  • Thread starter bauboya
  • Start date
  • #1
2
0
gearbox torque?!?

Hi, I don't know much about mechanics and I'm trying to build a mechanism to drive a set of syringes, and I need to buy a gearbox motor to drive the syringe shaft forward and back. the syringe needs to be driven 70mm, and i'm going to attach a rack and gear to the motor to get this motion. however, because of the hydraulics, it actually requires quite a bit of force, and i don't know what gearbox motor will be strong enough to drive it. i didn't know how to measure how much force i need so i put weights on the shaft and it needs 2.5kg to drive forward at a good speed. (it doesn't have to be incredibly fast but i don't want it to be terribly slow either).

could anyone recommend a motor that will be strong enough to drive it at a good pace??
or tell me what information and numbers to look for in the data sheet??

thanks so much!!
 

Answers and Replies

  • #2
2
0


the speed i want to drive it at is 10mm/sec
 
  • #3
15
0


U need to buy high torque and low rpm motor to drive the shaft
 
  • #4
15
0


Buy the brushless motor under the specification
Power: 200 Watts
*.RPM/Volt (KV): 1000
*.Continuous Current: 6-15A
*.Burst Current: 19A*
 
  • #5
4,662
5


A 70 mm stroke at 10 mm/sec sounds straight forward.
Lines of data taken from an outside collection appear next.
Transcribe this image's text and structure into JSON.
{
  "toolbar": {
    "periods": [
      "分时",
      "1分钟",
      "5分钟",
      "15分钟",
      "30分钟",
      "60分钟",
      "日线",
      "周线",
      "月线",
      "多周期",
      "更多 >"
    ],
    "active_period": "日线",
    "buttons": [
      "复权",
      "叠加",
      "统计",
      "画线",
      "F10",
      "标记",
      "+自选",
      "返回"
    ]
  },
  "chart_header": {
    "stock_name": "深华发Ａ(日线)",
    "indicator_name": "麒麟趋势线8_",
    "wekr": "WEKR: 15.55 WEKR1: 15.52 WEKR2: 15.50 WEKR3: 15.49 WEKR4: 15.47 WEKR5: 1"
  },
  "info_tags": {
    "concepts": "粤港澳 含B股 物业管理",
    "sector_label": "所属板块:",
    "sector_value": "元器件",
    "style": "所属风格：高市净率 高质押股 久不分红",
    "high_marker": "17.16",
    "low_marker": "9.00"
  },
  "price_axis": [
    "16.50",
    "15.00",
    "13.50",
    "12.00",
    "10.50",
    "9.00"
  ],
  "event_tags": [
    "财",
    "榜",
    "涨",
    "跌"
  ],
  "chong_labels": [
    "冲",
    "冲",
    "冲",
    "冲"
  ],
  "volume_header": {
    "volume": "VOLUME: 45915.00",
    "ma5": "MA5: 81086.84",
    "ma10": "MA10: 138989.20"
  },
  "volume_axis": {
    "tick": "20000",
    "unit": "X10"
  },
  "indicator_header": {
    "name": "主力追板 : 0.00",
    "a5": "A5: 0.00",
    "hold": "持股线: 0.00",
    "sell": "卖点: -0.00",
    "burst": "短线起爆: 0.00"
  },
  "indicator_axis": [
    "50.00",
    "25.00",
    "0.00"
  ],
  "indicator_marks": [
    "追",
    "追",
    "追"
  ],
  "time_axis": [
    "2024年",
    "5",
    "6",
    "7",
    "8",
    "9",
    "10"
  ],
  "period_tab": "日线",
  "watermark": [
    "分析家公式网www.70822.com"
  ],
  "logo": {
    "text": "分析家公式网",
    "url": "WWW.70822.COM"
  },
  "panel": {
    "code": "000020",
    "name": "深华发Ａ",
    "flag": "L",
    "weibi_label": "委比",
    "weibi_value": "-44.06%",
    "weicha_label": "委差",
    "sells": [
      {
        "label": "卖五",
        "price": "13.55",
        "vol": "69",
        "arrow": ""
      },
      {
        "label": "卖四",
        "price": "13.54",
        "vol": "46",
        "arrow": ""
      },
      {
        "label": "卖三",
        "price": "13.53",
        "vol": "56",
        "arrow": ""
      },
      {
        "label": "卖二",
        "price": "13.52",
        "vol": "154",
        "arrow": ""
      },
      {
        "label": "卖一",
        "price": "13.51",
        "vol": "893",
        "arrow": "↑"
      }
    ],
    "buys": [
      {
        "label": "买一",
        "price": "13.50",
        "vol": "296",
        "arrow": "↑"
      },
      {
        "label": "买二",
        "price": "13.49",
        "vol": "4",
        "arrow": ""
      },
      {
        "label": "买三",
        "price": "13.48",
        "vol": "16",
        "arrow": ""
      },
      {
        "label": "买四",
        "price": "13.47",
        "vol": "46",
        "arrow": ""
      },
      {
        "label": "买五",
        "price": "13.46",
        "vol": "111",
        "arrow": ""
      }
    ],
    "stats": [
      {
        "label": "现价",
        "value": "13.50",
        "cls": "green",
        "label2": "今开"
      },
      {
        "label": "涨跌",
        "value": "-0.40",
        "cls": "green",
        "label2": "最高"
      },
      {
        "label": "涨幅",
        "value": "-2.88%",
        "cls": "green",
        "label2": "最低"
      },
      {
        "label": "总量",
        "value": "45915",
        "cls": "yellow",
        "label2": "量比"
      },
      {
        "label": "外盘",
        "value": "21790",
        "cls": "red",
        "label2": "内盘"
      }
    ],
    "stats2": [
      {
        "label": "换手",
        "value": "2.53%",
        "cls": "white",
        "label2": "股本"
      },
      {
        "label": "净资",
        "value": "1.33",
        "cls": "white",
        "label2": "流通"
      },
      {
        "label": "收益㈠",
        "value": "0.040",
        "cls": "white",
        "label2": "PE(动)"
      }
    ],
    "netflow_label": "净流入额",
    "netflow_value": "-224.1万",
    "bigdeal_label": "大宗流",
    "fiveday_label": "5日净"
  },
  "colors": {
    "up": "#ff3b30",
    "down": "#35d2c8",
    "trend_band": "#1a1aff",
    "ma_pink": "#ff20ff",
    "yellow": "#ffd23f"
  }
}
The required power is
P = F dx/dt = 2.5 Kg x 9.81 m/sec2 x 10 mm/sec x 1 m/1000 mm = 0.25 Newton-meters/sec = 0.25 joules/sec = 0.25 watts
So probably a 1 or 2 watt motor will suffice. A stepping motor turning a lead screw is one approach. 70 mm will be 55 turns on a 1/4-20 pitch screw. You can either count digital motor steps or use limit switches at the ends. 10 mm/sec will be about 8 turns/sec. A direct drive 480 RPM stepper motor on a 1/4-20 lead screw will work. The control electronics will be less if you use a DC gear motor geared down to 480 RPM with limit switches.
 
  • #6
Danger
Gold Member
9,607
246


I don't know anything about steppers, but I definitely agree with Bob about the lead screws. You just can't beat those suckers for power and smooth movement. I use them for all sorts of stuff. They're incredibly easy to make, as well. Just take some threaded rod (or a bolt for short strokes) with a matching nut, and connect the nut to the thing that you want to move.
 
  • #7
Ranger Mike
Science Advisor
Gold Member
2,162
225
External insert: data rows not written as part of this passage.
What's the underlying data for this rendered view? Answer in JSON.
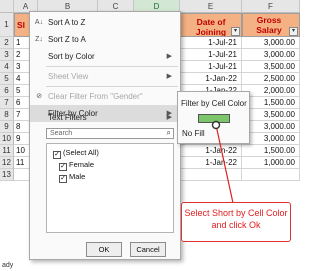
{
  "columns": [
    "A",
    "B",
    "C",
    "D",
    "E",
    "F"
  ],
  "header_row": {
    "a": "Sl",
    "e": "Date of Joining",
    "f": "Gross Salary (USD)"
  },
  "rows": [
    {
      "num": "1",
      "a": "",
      "date": "1-Jul-21",
      "salary": "3,500.00",
      "green": false
    },
    {
      "num": "2",
      "a": "1",
      "date": "1-Jul-21",
      "salary": "3,000.00",
      "green": false
    },
    {
      "num": "3",
      "a": "2",
      "date": "1-Jul-21",
      "salary": "3,000.00",
      "green": true
    },
    {
      "num": "4",
      "a": "3",
      "date": "1-Jul-21",
      "salary": "3,500.00",
      "green": false
    },
    {
      "num": "5",
      "a": "4",
      "date": "1-Jan-22",
      "salary": "2,500.00",
      "green": false
    },
    {
      "num": "6",
      "a": "5",
      "date": "1-Jan-22",
      "salary": "2,000.00",
      "green": false
    },
    {
      "num": "7",
      "a": "6",
      "date": "1-Jan-22",
      "salary": "1,500.00",
      "green": false
    },
    {
      "num": "8",
      "a": "7",
      "date": "1-Jan-22",
      "salary": "3,500.00",
      "green": false
    },
    {
      "num": "9",
      "a": "8",
      "date": "1-Jan-22",
      "salary": "3,000.00",
      "green": false
    },
    {
      "num": "10",
      "a": "9",
      "date": "1-Jan-22",
      "salary": "3,000.00",
      "green": false
    },
    {
      "num": "11",
      "a": "10",
      "date": "1-Jan-22",
      "salary": "1,500.00",
      "green": true
    },
    {
      "num": "12",
      "a": "11",
      "date": "1-Jan-22",
      "salary": "1,000.00",
      "green": false
    },
    {
      "num": "13",
      "a": "",
      "date": "",
      "salary": "",
      "green": false
    }
  ],
  "menu": {
    "items": [
      {
        "label": "Sort A to Z",
        "icon": "sort-az-icon",
        "disabled": false,
        "submenu": false
      },
      {
        "label": "Sort Z to A",
        "icon": "sort-za-icon",
        "disabled": false,
        "submenu": false
      },
      {
        "label": "Sort by Color",
        "icon": "",
        "disabled": false,
        "submenu": true
      },
      {
        "label": "Sheet View",
        "icon": "",
        "disabled": true,
        "submenu": true
      },
      {
        "label": "Clear Filter From \"Gender\"",
        "icon": "clear-filter-icon",
        "disabled": true,
        "submenu": false
      },
      {
        "label": "Filter by Color",
        "icon": "",
        "disabled": false,
        "submenu": true,
        "highlighted": true
      },
      {
        "label": "Text Filters",
        "icon": "",
        "disabled": false,
        "submenu": true
      }
    ],
    "search_placeholder": "Search",
    "checklist": [
      {
        "label": "(Select All)",
        "checked": true
      },
      {
        "label": "Female",
        "checked": true
      },
      {
        "label": "Male",
        "checked": true
      }
    ],
    "ok_label": "OK",
    "cancel_label": "Cancel"
  },
  "submenu": {
    "title": "Filter by Cell Color",
    "swatch_color": "#7cc56b",
    "no_fill_label": "No Fill"
  },
  "callout": {
    "text": "Select Short by Cell Color and click Ok",
    "color": "#e02020"
  },
  "status_bar": {
    "text": "ady"
  }
}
McMaster Carr on web. they got everything. motors, lead screws, metal, wire etc...
 

Related Threads on Gearbox torque?

  • Last Post
Replies
3
Views
1K
  • Last Post
Replies
8
Views
7K
  • Last Post
Replies
2
Views
2K
Replies
1
Views
728
Replies
3
Views
32K
Replies
11
Views
981
Replies
2
Views
3K
Replies
7
Views
835
Replies
3
Views
942
Top